What does a window manager do? If I have two overlapping windows and I click on the window behind, the window behind will appear on the front. What is the window manager doing in this scenario?


As a Microsoft Windows user who has no idea about Linux at all, what is a window manager? If I have two overlapping windows and I click on the window behind, the window behind will appear on the front. What is the window manager doing in this scenario?

In: 2

The X window system used in Linux doesn’t really do much by itself–you can define a rectangular area of the screen to use for your application but that’s about it. The job of the window manager is to add the “decorations” onto the window to actually make it usable, so the title bar, buttons, resize widget, all that stuff. This is why different Linux distros will often have different appearances for window title bars and the like.

Window managers under X11 define all the mechanics regarding windows. Eg, what decorations are painted, whether you have and where the “close window” and similar buttons are placed, how windows are laid out, how they’re sized and moved, etc. So for instance a window manager is what decides whether windows snap to each other or not, and whether you have a button for “keep this window on top”

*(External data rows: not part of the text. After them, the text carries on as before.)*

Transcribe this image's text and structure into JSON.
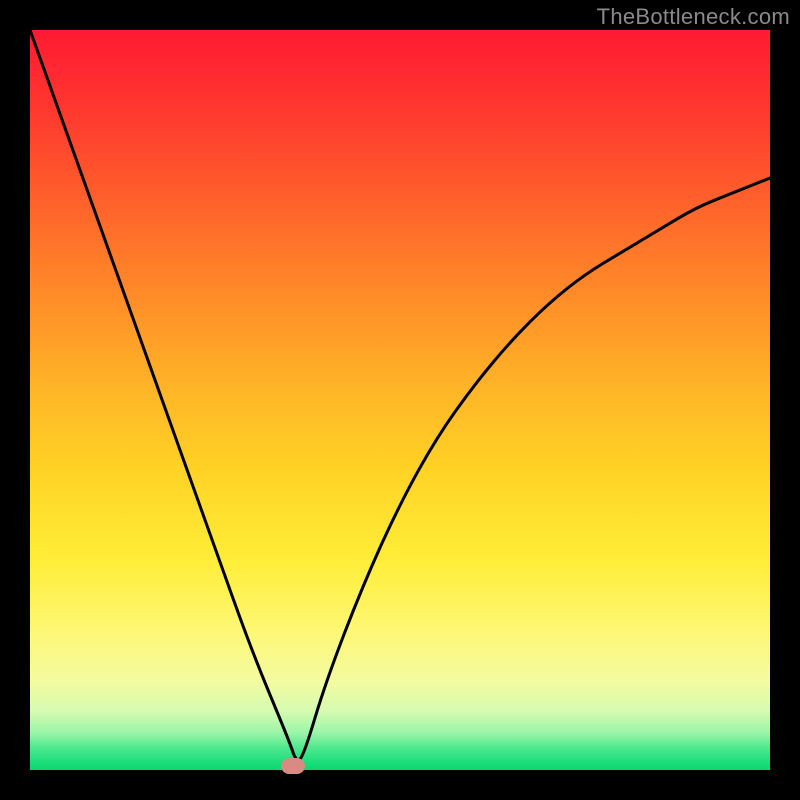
{
  "watermark": "TheBottleneck.com",
  "chart_data": {
    "type": "line",
    "title": "",
    "xlabel": "",
    "ylabel": "",
    "xlim": [
      0,
      100
    ],
    "ylim": [
      0,
      100
    ],
    "series": [
      {
        "name": "curve",
        "x": [
          0,
          5,
          10,
          15,
          20,
          25,
          30,
          35,
          36,
          37,
          40,
          45,
          50,
          55,
          60,
          65,
          70,
          75,
          80,
          85,
          90,
          95,
          100
        ],
        "values": [
          100,
          86,
          72,
          58,
          44,
          30,
          16,
          4,
          1,
          2,
          12,
          25,
          36,
          45,
          52,
          58,
          63,
          67,
          70,
          73,
          76,
          78,
          80
        ]
      }
    ],
    "markers": [
      {
        "name": "min-point",
        "x": 35.5,
        "y": 0.5
      }
    ],
    "background": {
      "type": "vertical-gradient",
      "stops": [
        {
          "pos": 0.0,
          "color": "#ff1a33"
        },
        {
          "pos": 0.5,
          "color": "#ffb327"
        },
        {
          "pos": 0.8,
          "color": "#fdf87a"
        },
        {
          "pos": 1.0,
          "color": "#0fd472"
        }
      ]
    }
  }
}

There are [tiling window managers](https://www.tecmint.com/wp-content/uploads/2019/04/herbstluftwm-manual-tiling-window-manager-for-linux.png) that divide the desktop into a grid and enforce no overlap, and window managers that look like a normal Windows-style desktop.

It depends on the implementation actually.

Stacking window managers are Windows-like managers. They allow overlapping. I don’t much about stacking window managers if you want to know about this.

There are also tiling window managers. Windows do not overlap each other. Screen is organized like tiles. You can expand/shrink the size of a tile (*window*). A tile can occupy all the screen also. (For instance I have only Firefox in my screen now.) Tiling window managers generally make use of workspaces. For instance i3wm use Super Key + 1,2,3,4,5,6… keybinding by default to access workspaces. You can use a single workspace to do all things, windows in the workspace will be either tabbed or tiled. But also, you can use workspaces for different purposes. 1 is web browser, 2 is music/video (Spotify, Vlc etc.), 3 is development environment and other tools, 4 is office programs… Workspaces can also have user defined names instead of numbers.

I added two images that shows tabbed and tiled views of two windows in a workspace.

* Tabbed: [https://i.imgur.com/q4Zy8pO.pn](https://i.imgur.com/q4Zy8pO.png)
* Tiled: [https://i.imgur.com/KvJJT7N.png](https://i.imgur.com/KvJJT7N.png)

PS: i3wm have also stacked mode which you can make windows floating. In that mode clicking the behind does not change positions. Again, it depends on the implementation. There are many window managers and this behavior may differ.

Window manager is a program, that controls windows on screen. In your example, the window manager noticed that you’ve clicked on background window and decided to move it to front. Every time you minimize, maximize, resize windows, you are interacting with a window manager. When you press Alt+Tab, it is the window manager who switches the windows.

You may say: “but isn’t that just Windows doing?” Yes, in Windows, window manager is an integral part of an operating system, so you can have only one window manager – the one Microsoft have decided upon. So you don’t usually need to worry about it – until Microsoft suddenly decides that you like Metro, or something similar.

But in Linux this is not so. Window manager is just another program, that you can install and delete. So if you don’t like it, you can scrap it and install another. There are different WMs available: some are classic Windows-like, some are better designed for touchscreen, some can work without mouse, etc.